'''

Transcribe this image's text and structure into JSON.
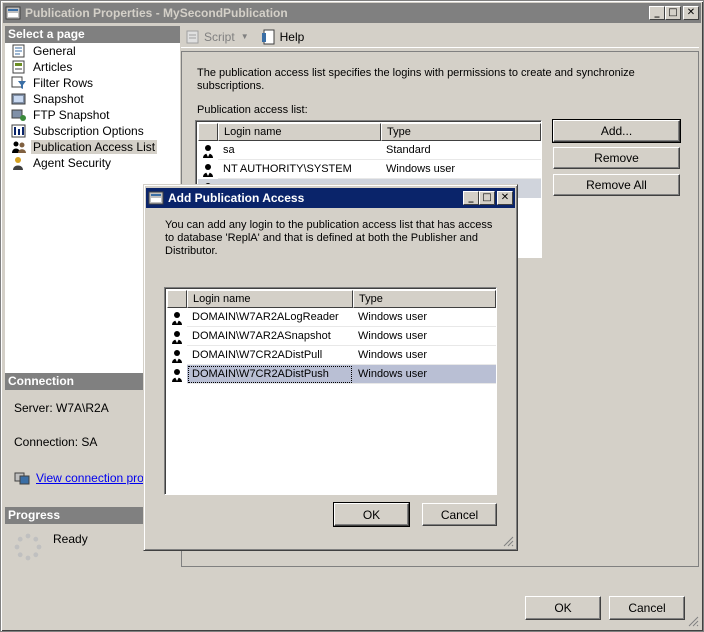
{
  "main_window": {
    "title": "Publication Properties - MySecondPublication",
    "ok_label": "OK",
    "cancel_label": "Cancel"
  },
  "left_pane": {
    "select_header": "Select a page",
    "pages": [
      {
        "label": "General",
        "icon": "general-icon"
      },
      {
        "label": "Articles",
        "icon": "articles-icon"
      },
      {
        "label": "Filter Rows",
        "icon": "filter-icon"
      },
      {
        "label": "Snapshot",
        "icon": "snapshot-icon"
      },
      {
        "label": "FTP Snapshot",
        "icon": "ftp-icon"
      },
      {
        "label": "Subscription Options",
        "icon": "options-icon"
      },
      {
        "label": "Publication Access List",
        "icon": "users-icon"
      },
      {
        "label": "Agent Security",
        "icon": "agent-icon"
      }
    ],
    "selected_page": "Publication Access List",
    "connection_header": "Connection",
    "server_text": "Server: W7A\\R2A",
    "connection_text": "Connection: SA",
    "view_link": "View connection prope",
    "progress_header": "Progress",
    "progress_status": "Ready"
  },
  "toolbar": {
    "script_label": "Script",
    "help_label": "Help"
  },
  "right_pane": {
    "description": "The publication access list specifies the logins with permissions to create and synchronize subscriptions.",
    "list_label": "Publication access list:",
    "columns": [
      "Login name",
      "Type"
    ],
    "rows": [
      {
        "login": "sa",
        "type": "Standard"
      },
      {
        "login": "NT AUTHORITY\\SYSTEM",
        "type": "Windows user"
      }
    ],
    "add_label": "Add...",
    "remove_label": "Remove",
    "remove_all_label": "Remove All"
  },
  "dialog": {
    "title": "Add Publication Access",
    "description": "You can add any login to the publication access list that has access to database 'ReplA' and that is defined at both the Publisher and Distributor.",
    "columns": [
      "Login name",
      "Type"
    ],
    "rows": [
      {
        "login": "DOMAIN\\W7AR2ALogReader",
        "type": "Windows user"
      },
      {
        "login": "DOMAIN\\W7AR2ASnapshot",
        "type": "Windows user"
      },
      {
        "login": "DOMAIN\\W7CR2ADistPull",
        "type": "Windows user"
      },
      {
        "login": "DOMAIN\\W7CR2ADistPush",
        "type": "Windows user"
      }
    ],
    "selected_row": 3,
    "ok_label": "OK",
    "cancel_label": "Cancel"
  },
  "colors": {
    "titlebar_active": "#0a246a",
    "titlebar_inactive": "#808080",
    "face": "#d4d0c8",
    "selection": "#b9bfd4"
  }
}
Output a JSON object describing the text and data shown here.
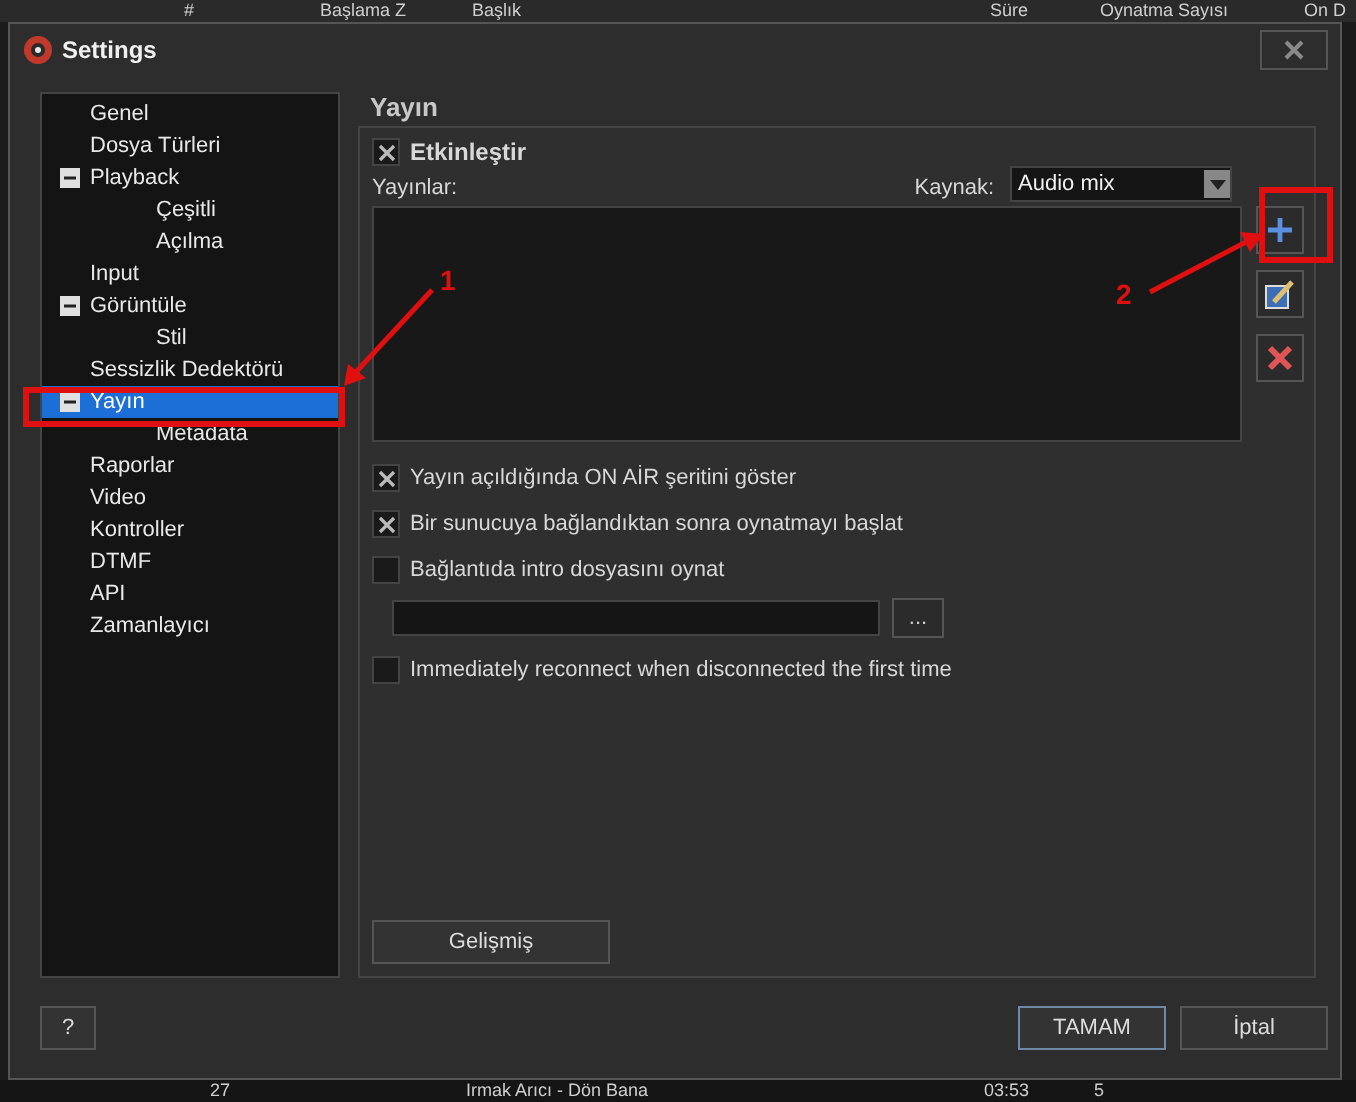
{
  "background_list": {
    "columns": [
      "#",
      "Başlama Z",
      "Başlık",
      "Süre",
      "Oynatma Sayısı",
      "On D"
    ],
    "row": [
      "27",
      "Irmak Arıcı - Dön Bana",
      "03:53",
      "5"
    ]
  },
  "window": {
    "title": "Settings"
  },
  "sidebar": {
    "items": [
      {
        "label": "Genel",
        "selected": false
      },
      {
        "label": "Dosya Türleri",
        "selected": false
      },
      {
        "label": "Playback",
        "selected": false,
        "expanded": true,
        "children": [
          {
            "label": "Çeşitli",
            "selected": false
          },
          {
            "label": "Açılma",
            "selected": false
          }
        ]
      },
      {
        "label": "Input",
        "selected": false
      },
      {
        "label": "Görüntüle",
        "selected": false,
        "expanded": true,
        "children": [
          {
            "label": "Stil",
            "selected": false
          }
        ]
      },
      {
        "label": "Sessizlik Dedektörü",
        "selected": false
      },
      {
        "label": "Yayın",
        "selected": true,
        "expanded": true,
        "children": [
          {
            "label": "Metadata",
            "selected": false
          }
        ]
      },
      {
        "label": "Raporlar",
        "selected": false
      },
      {
        "label": "Video",
        "selected": false
      },
      {
        "label": "Kontroller",
        "selected": false
      },
      {
        "label": "DTMF",
        "selected": false
      },
      {
        "label": "API",
        "selected": false
      },
      {
        "label": "Zamanlayıcı",
        "selected": false
      }
    ]
  },
  "page": {
    "title": "Yayın",
    "enable": {
      "label": "Etkinleştir",
      "checked": true
    },
    "source": {
      "label": "Kaynak:",
      "value": "Audio mix"
    },
    "list_label": "Yayınlar:",
    "options": [
      {
        "kind": "checkbox",
        "label": "Yayın açıldığında ON AİR şeritini göster",
        "checked": true
      },
      {
        "kind": "checkbox",
        "label": "Bir sunucuya bağlandıktan sonra oynatmayı başlat",
        "checked": true
      },
      {
        "kind": "checkbox",
        "label": "Bağlantıda intro dosyasını oynat",
        "checked": false
      },
      {
        "kind": "file",
        "button": "..."
      },
      {
        "kind": "checkbox",
        "label": "Immediately reconnect when disconnected the first time",
        "checked": false
      }
    ],
    "advanced_button": "Gelişmiş"
  },
  "buttons": {
    "help": "?",
    "ok": "TAMAM",
    "cancel": "İptal"
  },
  "annotations": [
    {
      "label": "1"
    },
    {
      "label": "2"
    }
  ]
}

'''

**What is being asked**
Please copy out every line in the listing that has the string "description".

**Your response**
    "description": "The publication access list specifies the logins with permissions to create and synchronize subscriptions.",
    "description": "You can add any login to the publication access list that has access to database 'ReplA' and that is defined at both the Publisher and Distributor.",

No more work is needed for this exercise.